Colon Cancer Defined
Colon cancer is cancer of the large intestine (colon), the lower part of your digestive system. Rectal cancer is cancer of the last several inches of the colon. Together, they're often referred to as colorectal cancers. Colon cancer and cancer of the rectum usually begin as a small polyp. While most colon polyps are benign, some do become cancerous.
* A change in your bowel habits, including diarrhea or constipation or a change in the consistency of your stool for more than a couple of weeks
* Rectal bleeding or blood in your stool
* Persistent abdominal discomfort, such as cramps, gas or pain
* A feeling that your bowel doesn't empty ...view middle of the document...
The three primary treatment options are: surgery, chemotherapy and radiation.
Surgery for early-stage colon cancer

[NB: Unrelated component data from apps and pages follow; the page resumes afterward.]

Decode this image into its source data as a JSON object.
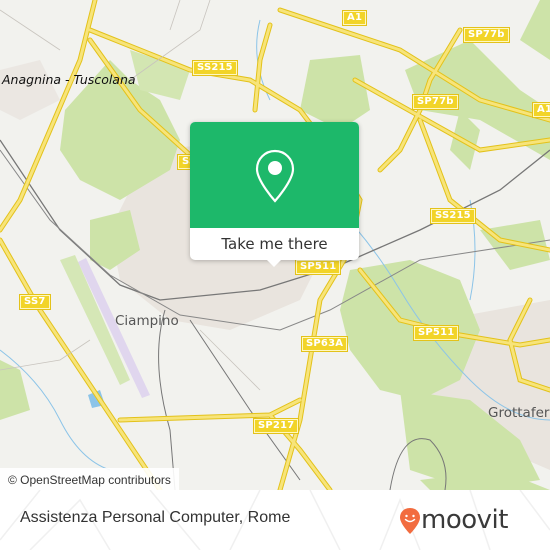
{
  "map": {
    "attribution": "© OpenStreetMap contributors",
    "place_labels": [
      {
        "name": "Anagnina - Tuscolana",
        "style": "italic"
      },
      {
        "name": "Ciampino",
        "style": "town"
      },
      {
        "name": "Grottaferr",
        "style": "town"
      }
    ],
    "road_shields": [
      {
        "id": "ss215-top",
        "label": "SS215"
      },
      {
        "id": "a1-top",
        "label": "A1"
      },
      {
        "id": "sp77b-top",
        "label": "SP77b"
      },
      {
        "id": "sp77b-mid",
        "label": "SP77b"
      },
      {
        "id": "a1-right",
        "label": "A1"
      },
      {
        "id": "ss-left-partial",
        "label": "SS"
      },
      {
        "id": "ss215-right",
        "label": "SS215"
      },
      {
        "id": "sp511-near",
        "label": "SP511"
      },
      {
        "id": "ss7",
        "label": "SS7"
      },
      {
        "id": "sp511-right",
        "label": "SP511"
      },
      {
        "id": "sp63a",
        "label": "SP63A"
      },
      {
        "id": "sp217",
        "label": "SP217"
      }
    ],
    "colors": {
      "background": "#f2f2ee",
      "park": "#cde3a8",
      "urban": "#e8e2dc",
      "road": "#f5dc5a",
      "water": "#8cc4e8",
      "rail": "#777777",
      "runway": "#e0d6ee"
    }
  },
  "popup": {
    "icon": "map-pin-icon",
    "action_label": "Take me there",
    "header_color": "#1db86a"
  },
  "footer": {
    "title": "Assistenza Personal Computer, Rome",
    "logo_text": "moovit",
    "logo_icon": "moovit-smile-pin-icon",
    "logo_color": "#f26c3f"
  }
}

If your cancer is small, localized in a polyp and in a very early stage, your doctor may be able to remove it completely during a colonoscopy.
Some larger polyps may be removed using laparoscopic surgery. In this procedure, your surgeon performs the operation through several small incisions in your abdominal wall, inserting instruments with attached cameras that display your colon on a video monitor.
Surgery for invasive colon cancer
If your colon cancer has grown into or through your colon, your surgeon may recommend a colectomy to remove the part of your colon that contains the cancer. Nearby lymph nodes are usually also removed and tested for cancer. Your surgeon is often able to reconnect the healthy portions of your colon or rectum. But when that's not possible, for instance if the cancer is at the outlet of your rectum, you may need to have a permanent or temporary colostomy. This involves creating an opening in the wall of your abdomen from a portion of the remaining bowel for the elimination of body waste into a special bag. Sometimes the colostomy is only temporary, allowing your colon or rectum time to heal after surgery. In some cases, however, the colostomy may be permanent.
Surgery for advanced cancer
If your cancer is very advanced or your overall health is very poor, your surgeon may recommend an operation to relieve a blockage of your colon or other conditions in order to improve your symptoms. This type of surgery is referred to as palliative surgery. The goal of palliative surgery isn't to cure your cancer, but to relieve signs and symptoms, such as bleeding and pain.
In specific cases where the cancer has spread only to the liver and if your overall health is otherwise good, your doctor may recommend...